▸ WORK TO BE COMPLETED
Determine how many lines of the entries contain "RuntimeBinderException". Reply with that number alone.

_ _ _

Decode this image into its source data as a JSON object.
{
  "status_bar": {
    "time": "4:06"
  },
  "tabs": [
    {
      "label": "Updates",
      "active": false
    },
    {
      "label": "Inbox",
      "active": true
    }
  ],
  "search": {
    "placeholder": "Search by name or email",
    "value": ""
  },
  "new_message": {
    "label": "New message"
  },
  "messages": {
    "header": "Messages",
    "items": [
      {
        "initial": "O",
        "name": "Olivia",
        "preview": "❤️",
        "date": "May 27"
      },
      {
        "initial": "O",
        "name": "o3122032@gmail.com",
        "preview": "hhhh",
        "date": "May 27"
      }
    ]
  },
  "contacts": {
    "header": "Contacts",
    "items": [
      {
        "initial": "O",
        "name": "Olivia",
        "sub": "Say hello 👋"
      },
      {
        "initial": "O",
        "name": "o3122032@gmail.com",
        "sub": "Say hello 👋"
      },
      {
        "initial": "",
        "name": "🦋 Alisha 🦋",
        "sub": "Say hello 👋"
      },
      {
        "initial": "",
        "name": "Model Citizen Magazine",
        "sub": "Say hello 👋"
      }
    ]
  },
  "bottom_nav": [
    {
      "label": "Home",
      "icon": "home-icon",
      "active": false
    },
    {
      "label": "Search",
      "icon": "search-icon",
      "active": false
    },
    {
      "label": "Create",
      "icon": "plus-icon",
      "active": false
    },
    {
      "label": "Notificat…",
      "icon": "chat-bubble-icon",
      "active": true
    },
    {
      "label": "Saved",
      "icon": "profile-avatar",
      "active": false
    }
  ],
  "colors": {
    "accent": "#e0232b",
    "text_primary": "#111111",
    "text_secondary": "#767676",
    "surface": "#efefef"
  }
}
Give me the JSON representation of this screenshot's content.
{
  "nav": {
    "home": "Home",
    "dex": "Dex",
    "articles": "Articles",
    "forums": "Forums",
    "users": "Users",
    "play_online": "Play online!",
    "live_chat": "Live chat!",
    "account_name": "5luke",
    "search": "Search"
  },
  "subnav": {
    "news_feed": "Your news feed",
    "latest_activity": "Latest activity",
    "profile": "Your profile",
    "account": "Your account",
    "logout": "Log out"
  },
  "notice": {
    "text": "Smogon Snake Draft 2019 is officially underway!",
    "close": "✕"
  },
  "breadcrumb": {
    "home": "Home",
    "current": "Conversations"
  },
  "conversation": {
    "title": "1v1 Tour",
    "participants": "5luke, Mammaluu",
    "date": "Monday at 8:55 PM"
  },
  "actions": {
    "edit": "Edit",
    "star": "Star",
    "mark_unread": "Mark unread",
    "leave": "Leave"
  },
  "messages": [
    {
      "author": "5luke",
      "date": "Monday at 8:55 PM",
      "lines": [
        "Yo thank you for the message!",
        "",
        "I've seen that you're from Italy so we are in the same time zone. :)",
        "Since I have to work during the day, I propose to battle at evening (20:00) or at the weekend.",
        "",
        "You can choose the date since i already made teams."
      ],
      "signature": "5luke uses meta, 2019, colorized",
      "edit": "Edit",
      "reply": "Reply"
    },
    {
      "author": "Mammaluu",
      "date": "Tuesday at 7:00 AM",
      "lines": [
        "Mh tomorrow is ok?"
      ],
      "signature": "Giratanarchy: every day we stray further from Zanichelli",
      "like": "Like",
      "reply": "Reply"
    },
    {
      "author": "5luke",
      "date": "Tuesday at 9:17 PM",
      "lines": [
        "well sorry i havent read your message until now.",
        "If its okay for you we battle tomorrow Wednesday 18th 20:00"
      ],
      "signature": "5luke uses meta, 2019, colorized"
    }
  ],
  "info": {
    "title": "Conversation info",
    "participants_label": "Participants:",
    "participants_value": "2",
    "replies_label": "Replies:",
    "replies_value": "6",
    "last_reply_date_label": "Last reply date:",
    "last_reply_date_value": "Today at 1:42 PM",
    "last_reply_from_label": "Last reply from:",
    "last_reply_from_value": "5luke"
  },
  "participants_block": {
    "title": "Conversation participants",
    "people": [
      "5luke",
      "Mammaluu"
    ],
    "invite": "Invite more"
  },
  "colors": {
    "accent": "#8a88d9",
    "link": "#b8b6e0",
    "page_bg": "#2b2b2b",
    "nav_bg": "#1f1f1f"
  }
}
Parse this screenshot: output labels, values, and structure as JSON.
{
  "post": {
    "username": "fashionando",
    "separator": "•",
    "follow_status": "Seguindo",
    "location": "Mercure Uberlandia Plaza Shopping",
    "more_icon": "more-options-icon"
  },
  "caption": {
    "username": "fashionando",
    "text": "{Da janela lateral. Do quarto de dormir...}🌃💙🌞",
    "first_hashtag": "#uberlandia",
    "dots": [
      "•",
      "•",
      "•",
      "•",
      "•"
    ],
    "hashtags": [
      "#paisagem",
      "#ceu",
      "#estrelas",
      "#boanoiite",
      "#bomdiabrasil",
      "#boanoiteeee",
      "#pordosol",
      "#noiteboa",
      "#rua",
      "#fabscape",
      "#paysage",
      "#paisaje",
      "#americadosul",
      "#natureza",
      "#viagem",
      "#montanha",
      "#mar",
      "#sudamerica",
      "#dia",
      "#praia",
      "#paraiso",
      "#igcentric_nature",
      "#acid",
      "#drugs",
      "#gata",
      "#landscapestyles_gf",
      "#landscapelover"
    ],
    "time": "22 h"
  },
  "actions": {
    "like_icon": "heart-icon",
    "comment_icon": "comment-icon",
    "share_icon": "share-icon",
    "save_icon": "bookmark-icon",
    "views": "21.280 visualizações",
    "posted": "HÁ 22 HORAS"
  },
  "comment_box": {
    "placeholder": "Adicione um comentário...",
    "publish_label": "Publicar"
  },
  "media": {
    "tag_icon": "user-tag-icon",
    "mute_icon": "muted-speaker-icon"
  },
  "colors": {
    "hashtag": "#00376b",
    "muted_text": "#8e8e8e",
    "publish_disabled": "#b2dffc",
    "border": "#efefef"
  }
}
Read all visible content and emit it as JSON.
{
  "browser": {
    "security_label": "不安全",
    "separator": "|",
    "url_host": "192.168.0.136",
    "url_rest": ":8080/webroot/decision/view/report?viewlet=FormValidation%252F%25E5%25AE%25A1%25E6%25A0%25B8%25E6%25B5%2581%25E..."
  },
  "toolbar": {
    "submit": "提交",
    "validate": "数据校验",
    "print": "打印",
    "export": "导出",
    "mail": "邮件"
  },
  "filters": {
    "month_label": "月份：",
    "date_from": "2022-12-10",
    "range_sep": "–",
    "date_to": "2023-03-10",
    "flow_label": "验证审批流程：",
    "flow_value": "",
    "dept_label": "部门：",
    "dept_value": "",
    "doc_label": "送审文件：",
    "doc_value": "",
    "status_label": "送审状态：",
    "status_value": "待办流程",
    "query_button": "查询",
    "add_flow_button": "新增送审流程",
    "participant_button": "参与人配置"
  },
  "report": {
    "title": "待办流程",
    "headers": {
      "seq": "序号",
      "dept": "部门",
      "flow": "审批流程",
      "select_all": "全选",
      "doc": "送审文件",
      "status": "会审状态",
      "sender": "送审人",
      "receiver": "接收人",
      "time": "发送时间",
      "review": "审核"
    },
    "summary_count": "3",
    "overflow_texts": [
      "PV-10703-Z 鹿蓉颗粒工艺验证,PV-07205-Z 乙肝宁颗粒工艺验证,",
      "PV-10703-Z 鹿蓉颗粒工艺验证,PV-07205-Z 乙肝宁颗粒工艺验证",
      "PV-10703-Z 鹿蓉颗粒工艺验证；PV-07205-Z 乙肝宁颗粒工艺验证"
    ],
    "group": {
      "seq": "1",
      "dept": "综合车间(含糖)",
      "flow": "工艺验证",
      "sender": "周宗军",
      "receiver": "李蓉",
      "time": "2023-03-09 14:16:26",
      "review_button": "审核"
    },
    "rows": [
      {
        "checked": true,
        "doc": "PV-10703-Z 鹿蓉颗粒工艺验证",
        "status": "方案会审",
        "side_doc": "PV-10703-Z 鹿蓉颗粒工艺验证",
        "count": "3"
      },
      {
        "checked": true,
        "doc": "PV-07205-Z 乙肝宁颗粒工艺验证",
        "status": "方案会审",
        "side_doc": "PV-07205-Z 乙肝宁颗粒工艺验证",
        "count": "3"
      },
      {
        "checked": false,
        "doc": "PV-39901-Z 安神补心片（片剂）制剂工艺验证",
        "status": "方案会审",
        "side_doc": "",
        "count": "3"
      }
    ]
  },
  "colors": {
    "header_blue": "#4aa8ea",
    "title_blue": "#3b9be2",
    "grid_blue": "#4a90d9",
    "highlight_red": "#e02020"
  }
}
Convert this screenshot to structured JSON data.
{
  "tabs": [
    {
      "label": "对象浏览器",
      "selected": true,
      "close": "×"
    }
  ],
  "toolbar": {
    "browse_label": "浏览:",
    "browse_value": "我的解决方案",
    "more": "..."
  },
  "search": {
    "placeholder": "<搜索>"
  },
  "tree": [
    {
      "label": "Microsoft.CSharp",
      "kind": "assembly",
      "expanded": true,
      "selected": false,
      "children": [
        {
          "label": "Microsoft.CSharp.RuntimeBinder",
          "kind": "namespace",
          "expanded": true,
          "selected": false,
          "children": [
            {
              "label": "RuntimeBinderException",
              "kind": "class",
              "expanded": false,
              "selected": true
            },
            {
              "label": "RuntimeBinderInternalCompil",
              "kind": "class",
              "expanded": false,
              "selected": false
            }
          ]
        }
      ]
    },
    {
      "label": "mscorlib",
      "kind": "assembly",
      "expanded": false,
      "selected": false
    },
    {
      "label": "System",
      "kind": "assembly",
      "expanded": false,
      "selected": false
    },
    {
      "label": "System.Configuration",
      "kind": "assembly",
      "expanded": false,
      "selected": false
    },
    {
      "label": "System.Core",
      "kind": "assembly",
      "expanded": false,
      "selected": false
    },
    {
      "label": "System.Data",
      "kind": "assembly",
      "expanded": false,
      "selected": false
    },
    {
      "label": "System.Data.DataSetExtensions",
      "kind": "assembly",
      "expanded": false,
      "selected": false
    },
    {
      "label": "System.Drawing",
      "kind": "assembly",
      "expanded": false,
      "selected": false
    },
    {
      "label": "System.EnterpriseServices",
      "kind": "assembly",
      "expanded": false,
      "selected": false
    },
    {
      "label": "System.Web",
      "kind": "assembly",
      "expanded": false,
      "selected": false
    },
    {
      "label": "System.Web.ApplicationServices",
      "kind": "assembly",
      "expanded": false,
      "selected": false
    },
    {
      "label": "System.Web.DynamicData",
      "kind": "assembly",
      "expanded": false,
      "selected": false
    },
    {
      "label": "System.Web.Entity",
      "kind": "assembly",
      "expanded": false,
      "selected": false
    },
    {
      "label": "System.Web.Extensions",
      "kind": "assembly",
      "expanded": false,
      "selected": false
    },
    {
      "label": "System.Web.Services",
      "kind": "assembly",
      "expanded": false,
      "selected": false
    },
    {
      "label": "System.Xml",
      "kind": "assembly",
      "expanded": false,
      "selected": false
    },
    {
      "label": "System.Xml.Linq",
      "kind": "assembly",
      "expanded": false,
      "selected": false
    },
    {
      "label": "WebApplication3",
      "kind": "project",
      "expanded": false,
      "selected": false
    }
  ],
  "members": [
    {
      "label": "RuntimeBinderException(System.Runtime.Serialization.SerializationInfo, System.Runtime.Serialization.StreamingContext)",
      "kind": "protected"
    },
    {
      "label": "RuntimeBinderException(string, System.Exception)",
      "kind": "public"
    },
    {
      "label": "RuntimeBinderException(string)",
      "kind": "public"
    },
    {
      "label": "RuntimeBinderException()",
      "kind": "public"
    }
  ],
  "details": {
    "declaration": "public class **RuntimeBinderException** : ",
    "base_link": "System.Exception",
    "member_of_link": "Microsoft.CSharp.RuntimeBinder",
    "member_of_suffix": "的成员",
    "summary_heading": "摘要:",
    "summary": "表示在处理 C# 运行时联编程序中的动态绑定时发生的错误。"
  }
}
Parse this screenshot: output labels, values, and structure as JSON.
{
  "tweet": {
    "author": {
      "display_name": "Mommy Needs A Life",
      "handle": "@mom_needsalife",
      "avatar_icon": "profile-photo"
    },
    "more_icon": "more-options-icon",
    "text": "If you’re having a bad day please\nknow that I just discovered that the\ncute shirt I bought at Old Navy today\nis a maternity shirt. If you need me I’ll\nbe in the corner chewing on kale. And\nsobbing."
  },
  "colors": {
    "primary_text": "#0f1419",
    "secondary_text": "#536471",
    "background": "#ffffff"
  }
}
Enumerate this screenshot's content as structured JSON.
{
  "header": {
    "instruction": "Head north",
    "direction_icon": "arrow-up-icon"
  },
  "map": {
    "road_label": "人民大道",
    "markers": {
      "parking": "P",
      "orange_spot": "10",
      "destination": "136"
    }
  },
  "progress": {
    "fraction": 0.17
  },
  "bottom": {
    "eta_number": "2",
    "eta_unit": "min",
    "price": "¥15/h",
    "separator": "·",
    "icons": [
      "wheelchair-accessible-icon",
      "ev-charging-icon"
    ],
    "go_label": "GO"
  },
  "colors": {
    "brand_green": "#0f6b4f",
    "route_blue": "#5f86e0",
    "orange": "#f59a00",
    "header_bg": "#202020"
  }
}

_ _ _

▸ EXERCISE RESPONSE
6